Keep your fur in a cool, dry, dark place. When you are not wearing your fur, store it in a closet with indirect heat. If your preferred storage location has a heat vent, close the vent so that the direct heat does not dry out your furs, causing damage. Freezing and thawing cycles degrade your furs and can cause significant damage, so an unheated area would not be good.
Let your fur "breathe". Leave room around it for air to circulate. This will allow the moisture from your body dissipate before molds can gain a foothold.3
Keep your fur dry. If your fur gets damp, shake it out and hang it to dry. If it gets soaked, take it to a fur shop for treatment.4
Deter or eliminate insects and rodents. Keep these pests away from your fur. Invariably, they will nibble it. Use deterrents and, if necessary, chemicals and traps to keep your storage area free of vermin.5
Store in a controlled environment. Your furs will last longer if stored at favorable temperature and humidity.
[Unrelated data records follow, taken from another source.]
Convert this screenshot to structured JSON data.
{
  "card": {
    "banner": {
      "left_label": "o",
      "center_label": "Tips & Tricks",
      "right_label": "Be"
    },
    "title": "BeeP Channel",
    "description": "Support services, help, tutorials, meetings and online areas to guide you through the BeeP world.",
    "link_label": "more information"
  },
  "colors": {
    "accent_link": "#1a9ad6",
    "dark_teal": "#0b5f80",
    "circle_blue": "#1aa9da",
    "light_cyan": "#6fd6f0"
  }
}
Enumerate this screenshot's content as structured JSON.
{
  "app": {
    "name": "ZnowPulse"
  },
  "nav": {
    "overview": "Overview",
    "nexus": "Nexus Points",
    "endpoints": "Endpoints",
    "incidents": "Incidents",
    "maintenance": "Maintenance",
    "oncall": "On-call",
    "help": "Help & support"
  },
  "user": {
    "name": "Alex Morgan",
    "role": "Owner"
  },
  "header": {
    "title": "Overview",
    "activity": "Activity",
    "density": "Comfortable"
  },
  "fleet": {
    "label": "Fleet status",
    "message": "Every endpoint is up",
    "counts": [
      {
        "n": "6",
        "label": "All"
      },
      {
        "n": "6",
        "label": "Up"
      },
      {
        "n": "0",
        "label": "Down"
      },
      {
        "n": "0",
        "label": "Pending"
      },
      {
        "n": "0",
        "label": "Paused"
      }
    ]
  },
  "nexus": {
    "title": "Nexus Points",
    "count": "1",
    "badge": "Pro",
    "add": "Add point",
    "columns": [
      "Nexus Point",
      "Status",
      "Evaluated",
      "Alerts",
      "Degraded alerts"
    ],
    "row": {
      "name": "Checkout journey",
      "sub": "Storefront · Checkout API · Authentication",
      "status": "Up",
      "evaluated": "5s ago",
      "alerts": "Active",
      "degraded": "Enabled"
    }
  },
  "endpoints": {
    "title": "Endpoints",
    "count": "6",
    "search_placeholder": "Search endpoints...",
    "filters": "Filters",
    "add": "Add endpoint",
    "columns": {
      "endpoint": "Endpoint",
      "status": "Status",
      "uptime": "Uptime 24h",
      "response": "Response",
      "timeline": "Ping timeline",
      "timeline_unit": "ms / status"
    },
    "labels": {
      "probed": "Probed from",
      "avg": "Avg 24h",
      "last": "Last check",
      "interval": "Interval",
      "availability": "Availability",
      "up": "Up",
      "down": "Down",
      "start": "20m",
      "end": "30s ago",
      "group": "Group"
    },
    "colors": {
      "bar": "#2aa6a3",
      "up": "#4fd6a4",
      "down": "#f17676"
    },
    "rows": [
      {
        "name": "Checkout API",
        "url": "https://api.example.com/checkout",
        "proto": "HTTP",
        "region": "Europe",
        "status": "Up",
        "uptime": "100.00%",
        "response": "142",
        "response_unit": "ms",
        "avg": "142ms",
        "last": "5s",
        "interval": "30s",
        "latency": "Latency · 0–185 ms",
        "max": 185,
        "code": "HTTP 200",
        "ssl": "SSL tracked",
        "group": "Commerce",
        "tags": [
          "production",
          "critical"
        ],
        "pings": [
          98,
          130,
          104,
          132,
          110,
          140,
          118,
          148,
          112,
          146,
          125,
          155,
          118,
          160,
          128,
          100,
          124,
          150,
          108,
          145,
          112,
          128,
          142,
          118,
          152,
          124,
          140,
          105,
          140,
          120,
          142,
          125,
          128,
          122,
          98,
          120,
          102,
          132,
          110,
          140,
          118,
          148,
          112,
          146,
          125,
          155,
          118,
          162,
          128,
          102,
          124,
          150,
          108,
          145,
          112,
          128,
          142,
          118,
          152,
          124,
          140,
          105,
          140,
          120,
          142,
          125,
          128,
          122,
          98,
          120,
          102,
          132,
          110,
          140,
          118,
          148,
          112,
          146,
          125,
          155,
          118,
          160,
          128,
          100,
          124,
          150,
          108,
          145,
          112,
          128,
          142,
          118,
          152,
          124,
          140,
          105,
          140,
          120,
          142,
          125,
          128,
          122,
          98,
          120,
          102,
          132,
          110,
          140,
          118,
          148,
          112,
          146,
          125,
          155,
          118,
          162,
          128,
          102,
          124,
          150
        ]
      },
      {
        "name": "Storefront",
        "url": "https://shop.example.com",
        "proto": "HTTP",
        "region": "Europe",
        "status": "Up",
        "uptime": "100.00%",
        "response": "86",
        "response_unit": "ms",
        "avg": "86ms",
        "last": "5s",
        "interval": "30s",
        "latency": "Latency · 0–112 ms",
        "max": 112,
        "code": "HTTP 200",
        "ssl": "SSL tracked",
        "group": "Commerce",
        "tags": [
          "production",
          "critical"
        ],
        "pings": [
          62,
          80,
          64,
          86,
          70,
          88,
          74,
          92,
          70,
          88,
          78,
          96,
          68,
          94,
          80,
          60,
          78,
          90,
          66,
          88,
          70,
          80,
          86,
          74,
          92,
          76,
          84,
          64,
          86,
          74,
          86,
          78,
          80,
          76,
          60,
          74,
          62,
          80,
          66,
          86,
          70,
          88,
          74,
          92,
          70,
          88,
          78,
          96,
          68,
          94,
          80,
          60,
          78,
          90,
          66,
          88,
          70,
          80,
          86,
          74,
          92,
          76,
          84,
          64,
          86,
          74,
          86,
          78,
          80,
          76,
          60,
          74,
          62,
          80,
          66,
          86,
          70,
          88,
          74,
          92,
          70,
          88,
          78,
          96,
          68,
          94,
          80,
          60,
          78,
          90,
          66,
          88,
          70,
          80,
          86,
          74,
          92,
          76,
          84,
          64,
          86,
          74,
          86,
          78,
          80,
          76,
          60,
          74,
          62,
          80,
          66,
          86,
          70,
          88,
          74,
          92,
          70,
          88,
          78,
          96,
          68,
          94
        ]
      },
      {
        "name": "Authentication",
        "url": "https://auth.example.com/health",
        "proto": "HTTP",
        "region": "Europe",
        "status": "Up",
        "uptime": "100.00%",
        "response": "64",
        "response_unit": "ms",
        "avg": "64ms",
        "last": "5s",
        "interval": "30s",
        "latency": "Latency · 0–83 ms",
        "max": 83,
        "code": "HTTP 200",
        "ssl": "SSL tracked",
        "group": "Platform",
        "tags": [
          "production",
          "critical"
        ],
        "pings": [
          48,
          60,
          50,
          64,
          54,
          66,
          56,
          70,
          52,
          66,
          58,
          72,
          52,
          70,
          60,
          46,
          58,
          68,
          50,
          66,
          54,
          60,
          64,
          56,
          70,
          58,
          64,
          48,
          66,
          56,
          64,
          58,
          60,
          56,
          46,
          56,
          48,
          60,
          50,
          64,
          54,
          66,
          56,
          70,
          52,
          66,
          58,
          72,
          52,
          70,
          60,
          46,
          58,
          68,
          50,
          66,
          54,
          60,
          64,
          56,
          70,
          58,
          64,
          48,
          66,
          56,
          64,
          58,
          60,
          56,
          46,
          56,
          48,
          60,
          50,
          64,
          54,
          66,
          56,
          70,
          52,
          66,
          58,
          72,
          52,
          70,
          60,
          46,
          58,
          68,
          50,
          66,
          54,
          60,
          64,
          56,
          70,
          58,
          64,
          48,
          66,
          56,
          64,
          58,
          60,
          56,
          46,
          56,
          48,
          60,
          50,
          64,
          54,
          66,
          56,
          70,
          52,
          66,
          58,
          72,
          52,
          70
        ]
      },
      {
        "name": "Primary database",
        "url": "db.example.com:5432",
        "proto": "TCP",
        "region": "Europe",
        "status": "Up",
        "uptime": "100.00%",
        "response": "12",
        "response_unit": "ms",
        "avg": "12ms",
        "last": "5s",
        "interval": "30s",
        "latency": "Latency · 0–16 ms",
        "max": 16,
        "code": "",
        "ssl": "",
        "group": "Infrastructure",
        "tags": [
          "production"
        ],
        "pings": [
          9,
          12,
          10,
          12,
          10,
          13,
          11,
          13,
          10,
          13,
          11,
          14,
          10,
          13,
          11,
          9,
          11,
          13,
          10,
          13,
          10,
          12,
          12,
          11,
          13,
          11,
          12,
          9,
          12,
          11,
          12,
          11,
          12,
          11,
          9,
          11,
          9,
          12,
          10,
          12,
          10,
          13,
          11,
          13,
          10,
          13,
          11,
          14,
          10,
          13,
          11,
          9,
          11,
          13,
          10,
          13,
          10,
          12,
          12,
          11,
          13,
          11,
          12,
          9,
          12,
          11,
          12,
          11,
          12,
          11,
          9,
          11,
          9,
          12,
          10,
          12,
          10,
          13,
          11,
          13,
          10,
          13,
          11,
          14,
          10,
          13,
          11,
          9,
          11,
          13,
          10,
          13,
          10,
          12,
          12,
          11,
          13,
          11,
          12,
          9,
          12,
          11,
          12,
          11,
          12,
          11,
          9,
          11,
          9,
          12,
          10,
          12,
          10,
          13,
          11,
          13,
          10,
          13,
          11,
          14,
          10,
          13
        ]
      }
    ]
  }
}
If your furs are extremely costly, consider taking them to a fur storage facility for refrigerated storage during the warm months. These facilities chill your furs to slow the unavoidable deterioration and also control the humidity to prevent mold growth. Note that air-conditioned spaces at home and standard refrigerators generally have high humidity. Try to keep storage areas around 50% relative humidity and 50˚F (10 C).6
Avoid catastrophic loss. Storing your fur coats, jackets, and fur accessories at home during summer months could be very costly. To keep your fur coats and other fur apparel in top condition, they need to be stored in climate controlled, cold vaults, not in a hot, dry closet with mothballs. Home air conditioning is often too humid. You need constant 50˚F (10 C) and 50% humidity to maintain the proper moisture levels in your furs. Also, be aware that odors from cedar and mothballs stay with furs, leathers and wools, creating lasting, unpleasant odors.